  22. Karsh, Effraim. 2006. Islamic Imperialism: A History. New Haven: Yale University Press.Google Scholar
  23. Kepel, Gilles. 2004. The War for Muslim Minds: Islam and the West. Trans. Pascal Ghazaleh. Cambridge, MA: Belknap Press.Google Scholar
  24. Kerr, Malcolm. 1965. The Arab Cold War, 1958–1964: A Study of Ideology in Politics. Oxford: Oxford University Press.Google Scholar
  25. Khaldun, Ibn. 1967. The Muqaddimah: An Introduction to History. Princeton: Princeton University Press.Google Scholar
  26. Lacey, Robert. 2009. Inside the Kingdom: Kings, Clerics, Terrorists, Modernists, and the Struggle for Saudi Arabia. New York: Viking.Google Scholar
  27. Lewis, Bernard. 2002. The Arabs in History. New York: Oxford University Press.Google Scholar
  28. Lippman, Thomas W. 2012. Saudi Arabia on the Edge: The Uncertain Future of an American Ally. Dulles: Potomac Books.Google Scholar
  29. Luciani, Giacomo, ed. 1990. The Arab State. Berkeley: University of California Press.Google Scholar
  30. Lynch, Timothy J., and Robert S. Singh. 2008. After Bush: The Case for Continuity in American Foreign Policy. Cambridge: Cambridge University Press.CrossRefGoogle Scholar
  31. Mabon, Simon. 2016. Saudi Arabia and Iran: Power and Rivalry in the Middle East. New York: I.B. Tauris.Google Scholar
  32. Mansfield, Peter. 1985. The Arabs. London: Penguin Books.Google Scholar
  33. Matthiesen, Toby. 2015. The Other Saudis: Shiism, Dissent and Sectarianism. New York: Cambridge University Press.Google Scholar
  34. Miller, David Aaron. 1980. Search for Security: Saudi Arabian Oil and American Foreign Policy. Chapel Hill: University of North Carolina Press.Google Scholar
  35. Morgenthau, Hans J. 1954. Politics Among Nations: The Struggle for Power and Peace. 2nd ed. New York: Alfred A. Knopf.Google Scholar
  36. Nasr, Vali. 2009. The Rise of Islamic Capitalism: Why the New Muslim Middle Class Is the Key to Defeating Extremism. New York: Free Press.Google Scholar
  37. Ramadan, Tariq. 2012. Islam and the Arab Awakening. New York: Oxford University Press.Google Scholar
  38. Raphael, Patai. 1973. The Arab Mind. New York: Scribner.Google Scholar
  39. Said, Edward W. 1979. Orientalism. Princeton: Princeton University Press.Google Scholar
  40. ———. 1981. Covering Islam: How the Media and the Experts Determine How We See the Rest of the World. New York: Pantheon Books.Google Scholar
  41. Salame, Ghassan, ed. 1994. Democracy Without Democrats? The Renewal of Politics in the Muslim World. London: I.B. Tauris.Google Scholar
  42. Shabbir, Akhtar. 1985. In Philosophy Bridging the World Religions, ed. P. Koslowski. Dordrecht: Kluwer.Google Scholar
  43. Vitalis, Robert. 2009. America’s Kingdom: Mythmaking on the Saudi Oil Frontier. London: Verso.Google Scholar
  44. Williams, Michael C. 2008. Realism Reconsidered: The Legacy of Hans J. Morgenthau in International Relations. Oxford: Oxford University Press.Google Scholar
  45. Wilson, Bryan. 1966. Religion in a Secular Society. London: Watts.Google Scholar

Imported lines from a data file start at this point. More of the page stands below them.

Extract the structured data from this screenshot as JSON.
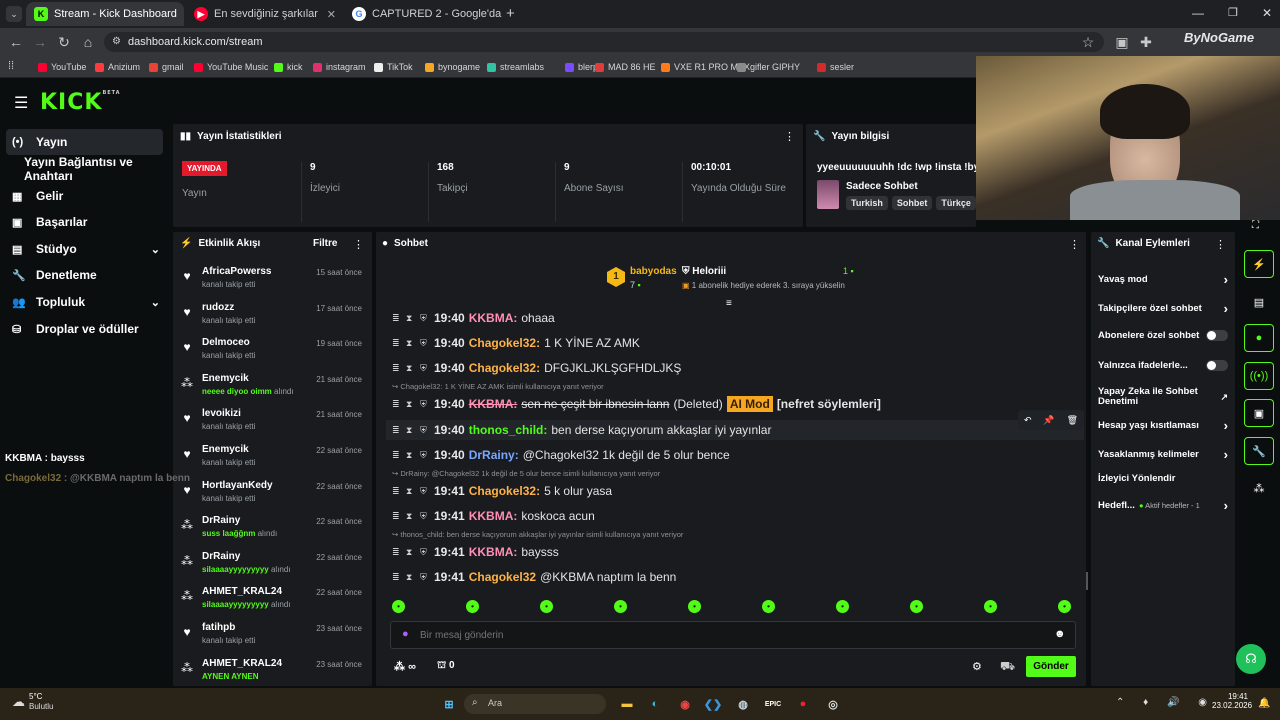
{
  "browser": {
    "tabs": [
      {
        "title": "Stream - Kick Dashboard",
        "fav": "K",
        "fav_color": "#53fc18"
      },
      {
        "title": "En sevdiğiniz şarkılar ve albüml",
        "fav": "▶",
        "fav_color": "#ff0033"
      },
      {
        "title": "CAPTURED 2 - Google'da Ara",
        "fav": "G",
        "fav_color": "#ffffff"
      }
    ],
    "new_tab": "+",
    "url": "dashboard.kick.com/stream",
    "bookmarks": [
      {
        "label": "YouTube",
        "color": "#ff0033"
      },
      {
        "label": "Anizium",
        "color": "#ff3b3b"
      },
      {
        "label": "gmail",
        "color": "#ea4335"
      },
      {
        "label": "YouTube Music",
        "color": "#ff0033"
      },
      {
        "label": "kick",
        "color": "#53fc18"
      },
      {
        "label": "instagram",
        "color": "#e1306c"
      },
      {
        "label": "TikTok",
        "color": "#eeeeee"
      },
      {
        "label": "bynogame",
        "color": "#f5a623"
      },
      {
        "label": "streamlabs",
        "color": "#31c3a2"
      },
      {
        "label": "blerp",
        "color": "#7a4cff"
      },
      {
        "label": "MAD 86 HE",
        "color": "#e23b3b"
      },
      {
        "label": "VXE R1 PRO MAX",
        "color": "#ff7a1a"
      },
      {
        "label": "gifler GIPHY",
        "color": "#8a8a8a"
      },
      {
        "label": "sesler",
        "color": "#d42a2a"
      }
    ]
  },
  "kick": {
    "logo": "KICK",
    "logo_sup": "BETA",
    "sidebar": [
      {
        "label": "Yayın",
        "icon": "(•)"
      },
      {
        "label": "Yayın Bağlantısı ve Anahtarı",
        "icon": ""
      },
      {
        "label": "Gelir",
        "icon": "▦"
      },
      {
        "label": "Başarılar",
        "icon": "▣"
      },
      {
        "label": "Stüdyo",
        "icon": "▤"
      },
      {
        "label": "Denetleme",
        "icon": "🔧"
      },
      {
        "label": "Topluluk",
        "icon": "👥"
      },
      {
        "label": "Droplar ve ödüller",
        "icon": "⛁"
      }
    ],
    "stats": {
      "title": "Yayın İstatistikleri",
      "live_badge": "YAYINDA",
      "live_label": "Yayın",
      "items": [
        {
          "value": "9",
          "label": "İzleyici"
        },
        {
          "value": "168",
          "label": "Takipçi"
        },
        {
          "value": "9",
          "label": "Abone Sayısı"
        },
        {
          "value": "00:10:01",
          "label": "Yayında Olduğu Süre"
        }
      ]
    },
    "info": {
      "title": "Yayın bilgisi",
      "stream_title": "yyeeuuuuuuuhh !dc !wp !insta !byn",
      "category": "Sadece Sohbet",
      "tags": [
        "Turkish",
        "Sohbet",
        "Türkçe"
      ]
    },
    "activity": {
      "title": "Etkinlik Akışı",
      "filter": "Filtre",
      "items": [
        {
          "name": "AfricaPowerss",
          "time": "15 saat önce",
          "sub": "kanalı takip etti",
          "gift": "",
          "icon": "♥"
        },
        {
          "name": "rudozz",
          "time": "17 saat önce",
          "sub": "kanalı takip etti",
          "gift": "",
          "icon": "♥"
        },
        {
          "name": "Delmoceo",
          "time": "19 saat önce",
          "sub": "kanalı takip etti",
          "gift": "",
          "icon": "♥"
        },
        {
          "name": "Enemycik",
          "time": "21 saat önce",
          "sub": "alındı",
          "gift": "neeee diyoo oimm",
          "icon": "⁂"
        },
        {
          "name": "levoikizi",
          "time": "21 saat önce",
          "sub": "kanalı takip etti",
          "gift": "",
          "icon": "♥"
        },
        {
          "name": "Enemycik",
          "time": "22 saat önce",
          "sub": "kanalı takip etti",
          "gift": "",
          "icon": "♥"
        },
        {
          "name": "HortlayanKedy",
          "time": "22 saat önce",
          "sub": "kanalı takip etti",
          "gift": "",
          "icon": "♥"
        },
        {
          "name": "DrRainy",
          "time": "22 saat önce",
          "sub": "alındı",
          "gift": "suss laağğnm",
          "icon": "⁂"
        },
        {
          "name": "DrRainy",
          "time": "22 saat önce",
          "sub": "alındı",
          "gift": "silaaaayyyyyyyyy",
          "icon": "⁂"
        },
        {
          "name": "AHMET_KRAL24",
          "time": "22 saat önce",
          "sub": "alındı",
          "gift": "silaaaayyyyyyyyy",
          "icon": "⁂"
        },
        {
          "name": "fatihpb",
          "time": "23 saat önce",
          "sub": "kanalı takip etti",
          "gift": "",
          "icon": "♥"
        },
        {
          "name": "AHMET_KRAL24",
          "time": "23 saat önce",
          "sub": "",
          "gift": "AYNEN AYNEN",
          "icon": "⁂"
        }
      ]
    },
    "chat": {
      "title": "Sohbet",
      "pinned": {
        "rank": "1",
        "user1": "babyodas",
        "user1_count": "7",
        "user2": "Heloriii",
        "user2_count": "1",
        "gift_text": "1 abonelik hediye ederek 3. sıraya yükselin"
      },
      "messages": [
        {
          "reply": "",
          "time": "19:40",
          "user": "KKBMA:",
          "color": "#ff8fb3",
          "text": "ohaaa",
          "extra": "",
          "tag": "",
          "tag2": ""
        },
        {
          "reply": "",
          "time": "19:40",
          "user": "Chagokel32:",
          "color": "#ffb347",
          "text": "1 K YİNE AZ AMK",
          "extra": "",
          "tag": "",
          "tag2": ""
        },
        {
          "reply": "",
          "time": "19:40",
          "user": "Chagokel32:",
          "color": "#ffb347",
          "text": "DFGJKLJKLŞGFHDLJKŞ",
          "extra": "",
          "tag": "",
          "tag2": ""
        },
        {
          "reply": "Chagokel32: 1 K YİNE AZ AMK isimli kullanıcıya yanıt veriyor",
          "time": "19:40",
          "user": "KKBMA:",
          "color": "#ff8fb3",
          "text": "sen ne çeşit bir ibnesin lann",
          "extra": "(Deleted)",
          "tag": "AI Mod",
          "tag2": "[nefret söylemleri]"
        },
        {
          "reply": "",
          "time": "19:40",
          "user": "thonos_child:",
          "color": "#53fc18",
          "text": "ben derse kaçıyorum akkaşlar iyi yayınlar",
          "extra": "",
          "tag": "",
          "tag2": ""
        },
        {
          "reply": "",
          "time": "19:40",
          "user": "DrRainy:",
          "color": "#7aa7ff",
          "text": "@Chagokel32 1k değil de 5 olur bence",
          "extra": "",
          "tag": "",
          "tag2": ""
        },
        {
          "reply": "DrRainy: @Chagokel32 1k değil de 5 olur bence isimli kullanıcıya yanıt veriyor",
          "time": "19:41",
          "user": "Chagokel32:",
          "color": "#ffb347",
          "text": "5 k olur yasa",
          "extra": "",
          "tag": "",
          "tag2": ""
        },
        {
          "reply": "",
          "time": "19:41",
          "user": "KKBMA:",
          "color": "#ff8fb3",
          "text": "koskoca acun",
          "extra": "",
          "tag": "",
          "tag2": ""
        },
        {
          "reply": "thonos_child: ben derse kaçıyorum akkaşlar iyi yayınlar isimli kullanıcıya yanıt veriyor",
          "time": "19:41",
          "user": "KKBMA:",
          "color": "#ff8fb3",
          "text": "baysss",
          "extra": "",
          "tag": "",
          "tag2": ""
        },
        {
          "reply": "",
          "time": "19:41",
          "user": "Chagokel32",
          "color": "#ffb347",
          "text": "@KKBMA naptım la benn",
          "extra": "",
          "tag": "",
          "tag2": ""
        }
      ],
      "input_placeholder": "Bir mesaj gönderin",
      "points": "∞",
      "count": "0",
      "send": "Gönder"
    },
    "channel_actions": {
      "title": "Kanal Eylemleri",
      "items": [
        {
          "label": "Yavaş mod",
          "control": "chevron",
          "sub": ""
        },
        {
          "label": "Takipçilere özel sohbet",
          "control": "chevron",
          "sub": ""
        },
        {
          "label": "Abonelere özel sohbet",
          "control": "toggle",
          "sub": ""
        },
        {
          "label": "Yalnızca ifadelerle...",
          "control": "toggle",
          "sub": ""
        },
        {
          "label": "Yapay Zeka ile Sohbet Denetimi",
          "control": "external",
          "sub": ""
        },
        {
          "label": "Hesap yaşı kısıtlaması",
          "control": "chevron",
          "sub": ""
        },
        {
          "label": "Yasaklanmış kelimeler",
          "control": "chevron",
          "sub": ""
        },
        {
          "label": "İzleyici Yönlendir",
          "control": "",
          "sub": ""
        },
        {
          "label": "Hedefl...",
          "control": "chevron",
          "sub": "Aktif hedefler - 1"
        }
      ]
    }
  },
  "overlay": {
    "brand": "ByNoGame",
    "lines": [
      {
        "user": "KKBMA",
        "text": " : baysss",
        "color": "#ffffff"
      },
      {
        "user": "Chagokel32",
        "text": " : @KKBMA naptım la benn",
        "color": "#7a6a3a"
      }
    ]
  },
  "taskbar": {
    "weather_temp": "5°C",
    "weather_desc": "Bulutlu",
    "search": "Ara",
    "time": "19:41",
    "date": "23.02.2026"
  }
}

Copyright information

© The Author(s) 2018

Authors and Affiliations

  • David Cowan
    • 1
  1. 1.Boston CollegeBostonUSA

Personalised recommendations